The first international McDonald's opened in June 1967 in British Columbia, Canada.
Later that year, writes Randy James for Time, the fast-food franchise opened another in Costa Rica. Since then, the restaurant has expanded to claim more than 36,000 restaurants in 120 countries worldwide as of the end of 2016. These restaurants don't all serve the same burger and fries that made the original McDonald's, opened in 1948 by brothers Dick and Mac McDonald, famous for its innovative model of service.
But in keeping with that innovation, which continued when McDonald’s was franchised and grew into a fast food empire, the restaurant has maintained market share by offering foods adapted to local preferences across the countries it serves. They've also adapted their restaurants to suit local aesthetics. In Egypt, for example, you can get a McFalafel. In Morocco, as in France, you can get a quarter pounder with cheese—known as the “Royal Cheese”—but you can also get cheese croquettes.
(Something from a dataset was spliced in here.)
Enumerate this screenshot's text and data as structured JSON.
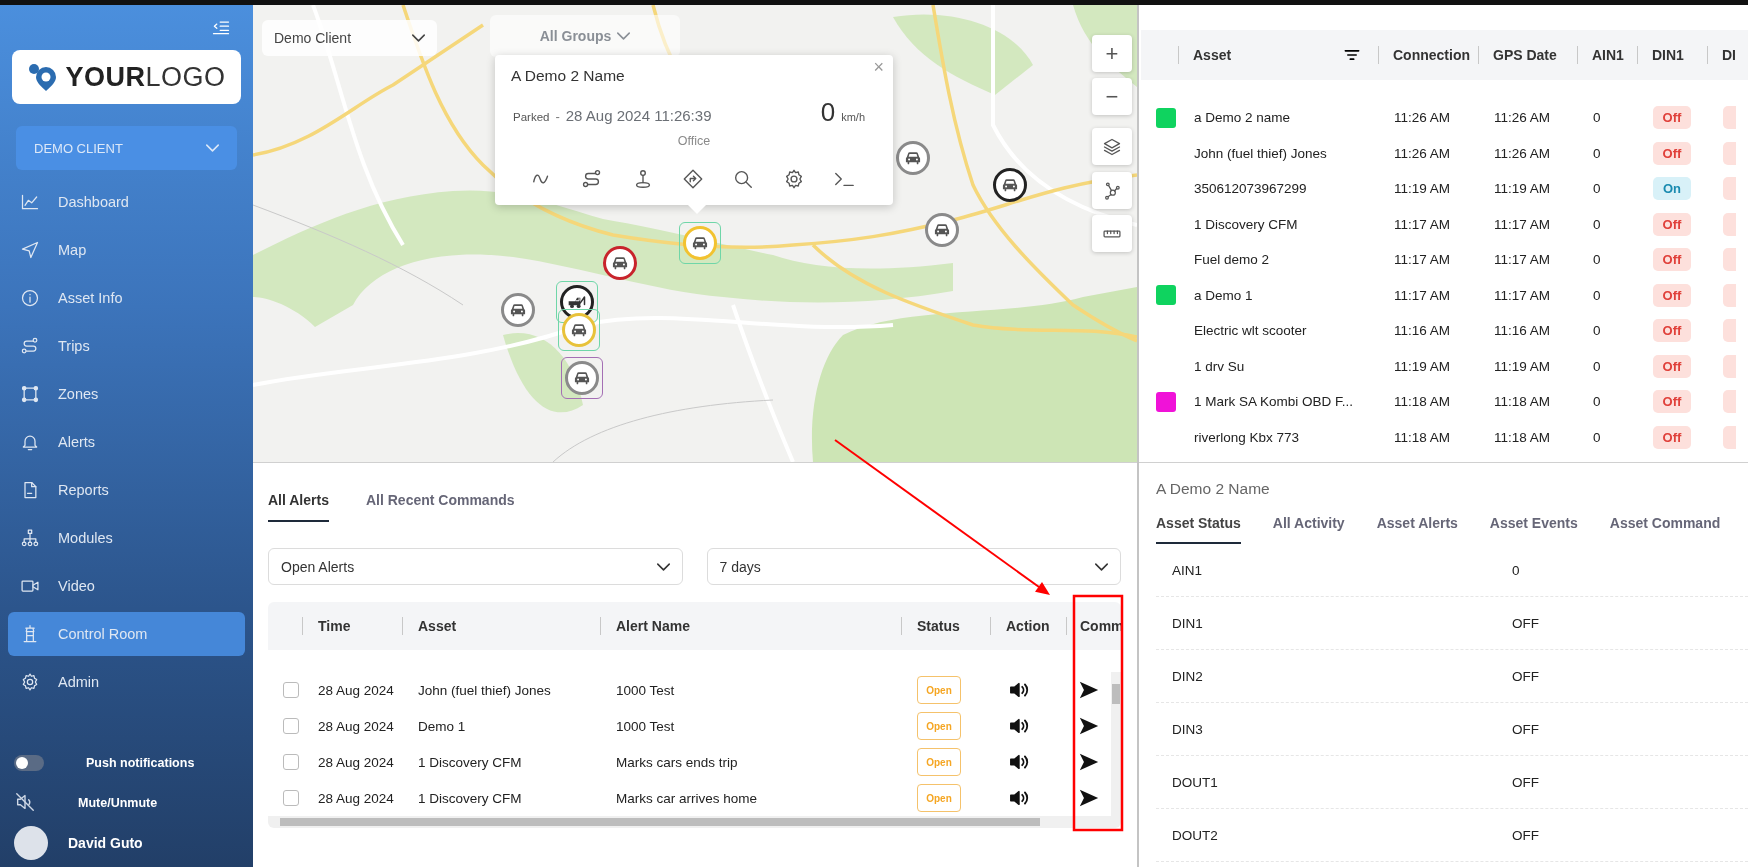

Financial analysts say that studying a country’s McDonald’s presence shows things about local wage rates and the local economy. “So, the Big Mac isn't just some dumb lump of something resembling meat,” writes Derek Thompson for The Atlantic. “It's an international barometer of economic activity.”
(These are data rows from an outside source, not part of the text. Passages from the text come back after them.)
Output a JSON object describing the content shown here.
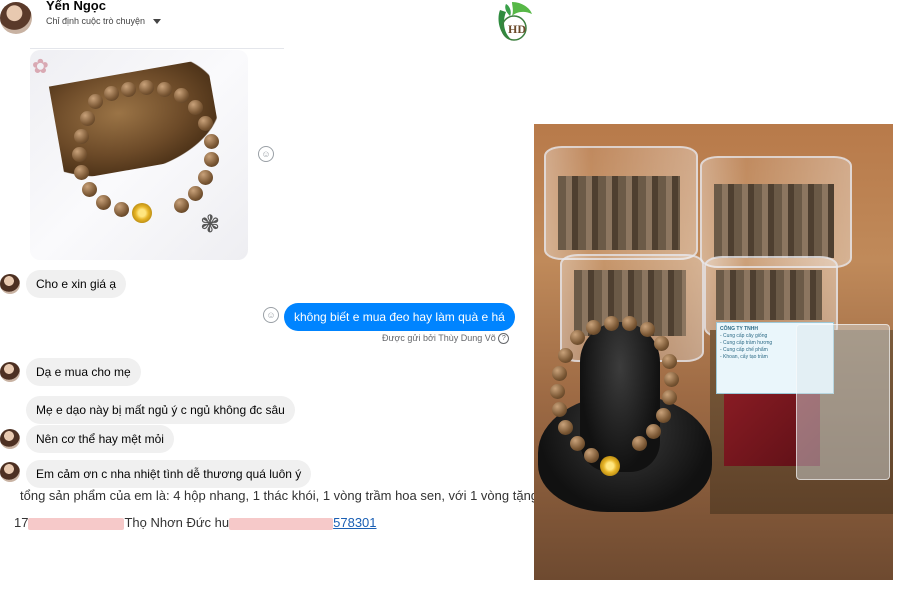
{
  "header": {
    "contact_name": "Yến Ngọc",
    "subtitle": "Chỉ định cuộc trò chuyện"
  },
  "messages": {
    "m1": "Cho e xin giá ạ",
    "m2": "không biết e mua đeo hay làm quà e há",
    "sent_by": "Được gửi bởi Thùy Dung Võ",
    "m3": "Dạ e mua cho mẹ",
    "m4": "Mẹ e dạo này bị mất ngủ ý c ngủ không đc sâu",
    "m5": "Nên cơ thể hay mệt mỏi",
    "m6": "Em cảm ơn c nha nhiệt tình dễ thương quá luôn ý"
  },
  "order": {
    "summary": "tổng sản phẩm của em là: 4 hộp nhang, 1 thác khói, 1 vòng trầm hoa sen, với 1 vòng tặng",
    "address_prefix": "17",
    "address_mid": "Thọ Nhơn Đức hu",
    "phone_suffix": "578301"
  },
  "logo": {
    "text": "HD"
  },
  "card": {
    "title": "CÔNG TY TNHH",
    "lines": [
      "- Cung cấp cây giống",
      "- Cung cấp trầm hương",
      "- Cung cấp chế phẩm",
      "- Khoan, cấy tạo trầm"
    ]
  },
  "colors": {
    "outgoing_bubble": "#0084ff",
    "incoming_bubble": "#f0f0f0",
    "link": "#1a5fb4"
  }
}
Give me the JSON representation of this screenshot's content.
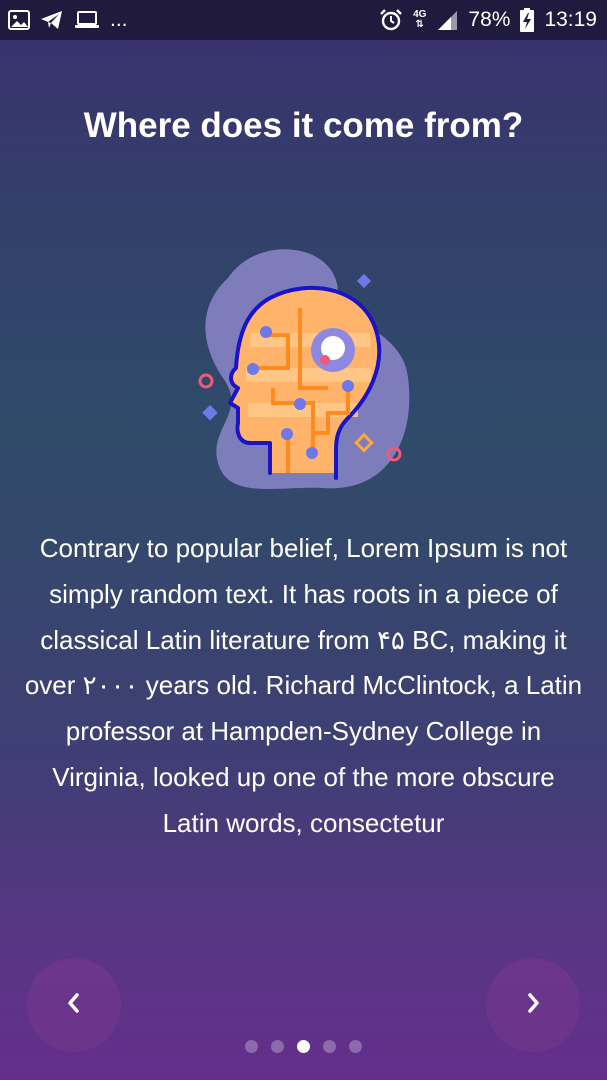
{
  "status_bar": {
    "left_icons": [
      "image-icon",
      "telegram-icon",
      "laptop-icon"
    ],
    "more_indicator": "...",
    "alarm_icon": "alarm-icon",
    "network_type": "4G",
    "signal_icon": "signal-icon",
    "battery_percent": "78%",
    "battery_icon": "battery-charging-icon",
    "time": "13:19"
  },
  "onboarding": {
    "title": "Where does it come from?",
    "illustration": "brain-circuit-head-icon",
    "body": "Contrary to popular belief, Lorem Ipsum is not simply random text. It has roots in a piece of classical Latin literature from ۴۵ BC, making it over ۲۰۰۰ years old. Richard McClintock, a Latin professor at Hampden-Sydney College in Virginia, looked up one of the more obscure Latin words, consectetur"
  },
  "navigation": {
    "prev_icon": "chevron-left-icon",
    "next_icon": "chevron-right-icon",
    "page_count": 5,
    "active_page": 3
  },
  "colors": {
    "status_bar_bg": "#1f1a3e",
    "nav_button_bg": "#70378c",
    "dot_active": "#ffffff",
    "illustration_orange": "#ff9a3c",
    "illustration_outline": "#1a14c8"
  }
}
But for the curious, and for American tourists, the local differences in McDonald’s offer a way to look at something that started close to home. Take a look at the physical differences of McDonald’s locations abroad: